Our own Karen Georgia Thompson, from whom you heard earlier today, has inaugurated a global movement of Multiple Belongings, exploring how religions can adapt new liturgies and theologies to more adequately accommodate families and households that are fast becoming more interfaith.  

Last week in Washington, D.C. we released the third edition of a document on Environmental Racism. Entitled “Breath to the People: Sacred Air and Toxic Pollution,” it also lists the 100 most toxic super polluters.

We have circulated a curriculum inviting our churches to identify and eradicate white Privilege, along with two additional curricula on holding sacred conversations to end racism. 

We believe that we are called by God to free the oppressed, preach good news to the poor, bind up the broken-hearted, and release to the captives. We believe that until justice rolls down like waters and righteousness like an ever-flowing stream, our work is not finished.  

We follow in the footsteps of prophets who have come before us and who sought justice for all. Our mission is to love all, welcome all, and seek justice for all; our vision is to build a just world for all. Our hope is that in these commitments, love will bring us together as an antidote to the politics of division, fear, and hatred.
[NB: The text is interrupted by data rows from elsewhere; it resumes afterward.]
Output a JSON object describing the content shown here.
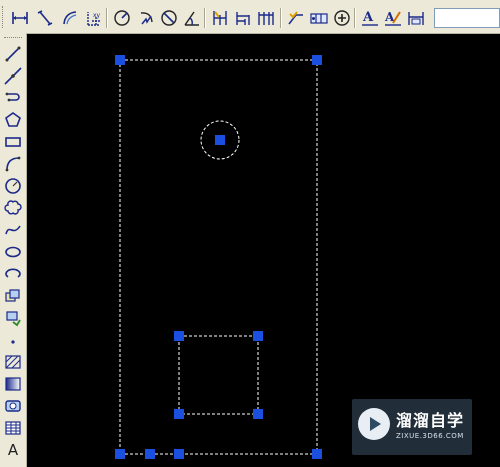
{
  "top_toolbar": {
    "tools": [
      {
        "name": "linear-dimension-icon"
      },
      {
        "name": "aligned-dimension-icon"
      },
      {
        "name": "arc-length-dimension-icon"
      },
      {
        "name": "ordinate-dimension-icon"
      },
      {
        "name": "radius-dimension-icon"
      },
      {
        "name": "jogged-dimension-icon"
      },
      {
        "name": "diameter-dimension-icon"
      },
      {
        "name": "angular-dimension-icon"
      },
      {
        "name": "quick-dimension-icon"
      },
      {
        "name": "baseline-dimension-icon"
      },
      {
        "name": "continue-dimension-icon"
      },
      {
        "name": "quick-leader-icon"
      },
      {
        "name": "tolerance-icon"
      },
      {
        "name": "center-mark-icon"
      },
      {
        "name": "dimension-edit-icon"
      },
      {
        "name": "dimension-text-edit-icon"
      },
      {
        "name": "dimension-update-icon"
      }
    ],
    "dim_style_value": ""
  },
  "left_toolbar": {
    "tools": [
      {
        "name": "line-icon"
      },
      {
        "name": "construction-line-icon"
      },
      {
        "name": "polyline-icon"
      },
      {
        "name": "polygon-icon"
      },
      {
        "name": "rectangle-icon"
      },
      {
        "name": "arc-icon"
      },
      {
        "name": "circle-icon"
      },
      {
        "name": "revision-cloud-icon"
      },
      {
        "name": "spline-icon"
      },
      {
        "name": "ellipse-icon"
      },
      {
        "name": "ellipse-arc-icon"
      },
      {
        "name": "insert-block-icon"
      },
      {
        "name": "make-block-icon"
      },
      {
        "name": "point-icon"
      },
      {
        "name": "hatch-icon"
      },
      {
        "name": "gradient-icon"
      },
      {
        "name": "region-icon"
      },
      {
        "name": "table-icon"
      },
      {
        "name": "multiline-text-icon"
      }
    ],
    "text_tool_label": "A"
  },
  "colors": {
    "canvas_background": "#000000",
    "grip_color": "#1a4fe0",
    "selection_line": "#ffffff",
    "toolbar_background": "#ece9d8"
  },
  "watermark": {
    "title": "溜溜自学",
    "url": "ZIXUE.3D66.COM"
  }
}
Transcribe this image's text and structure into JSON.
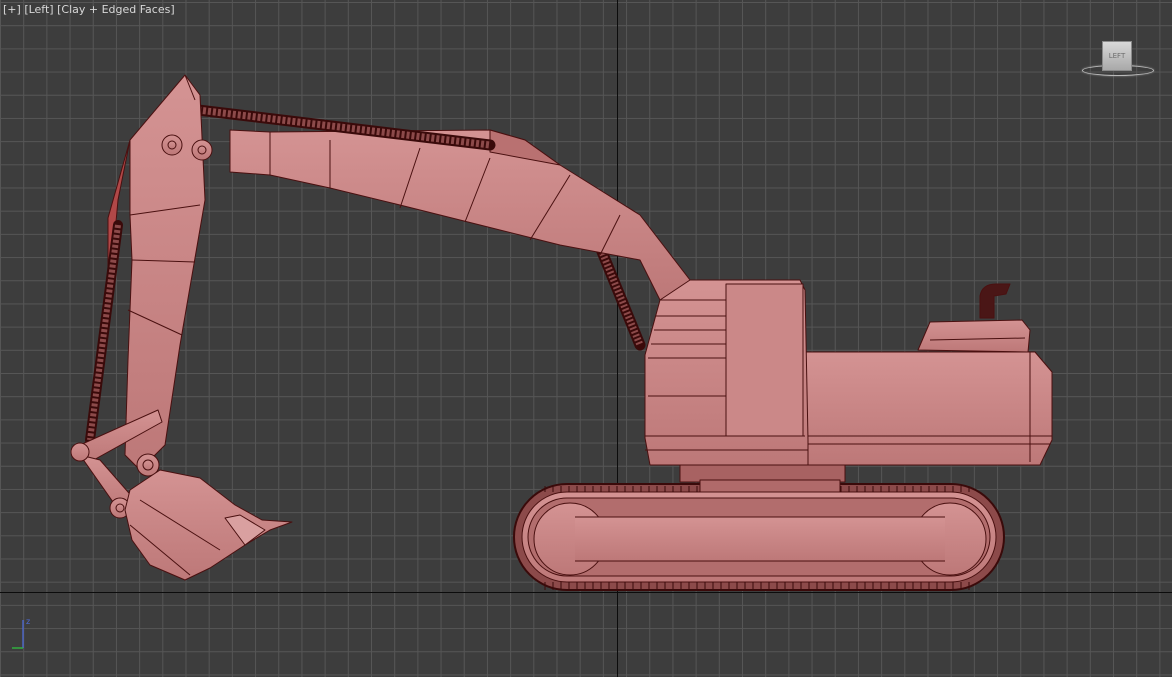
{
  "viewport": {
    "menu_plus": "[+]",
    "view_name": "[Left]",
    "shading_mode": "[Clay + Edged Faces]"
  },
  "viewcube": {
    "face_label": "LEFT"
  },
  "axis_gizmo": {
    "up_axis": "z"
  },
  "colors": {
    "background": "#3d3d3d",
    "grid": "#565656",
    "model_fill": "#c98585",
    "model_edge": "#4a1010",
    "label_text": "#d8d8d8"
  }
}
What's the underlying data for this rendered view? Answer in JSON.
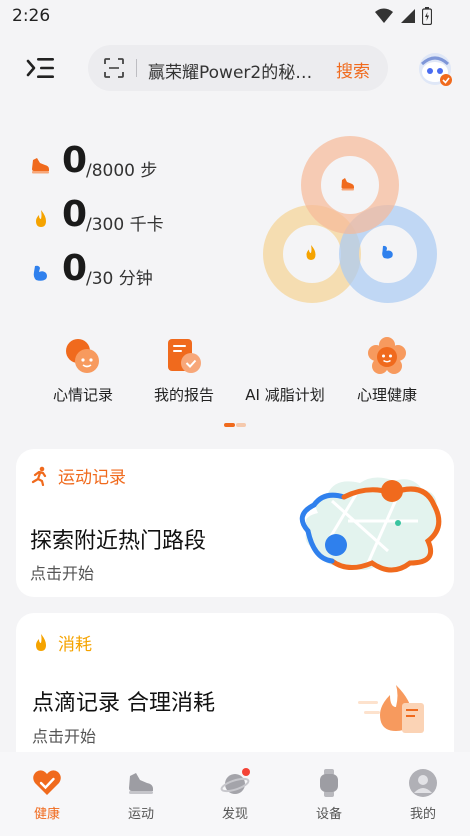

Today America, in spite of what it promises, is less a land of freedom for all than an emerging cauldron of intolerance and injustice. In such a time as this, people of faith like the ELCA and the UCC churches unite with ecumenical and interfaith partners in a collective effort to secure the peace and prosperity promised to all by our beloved Creator; anything less than that would be an abandonment of our sacred duty.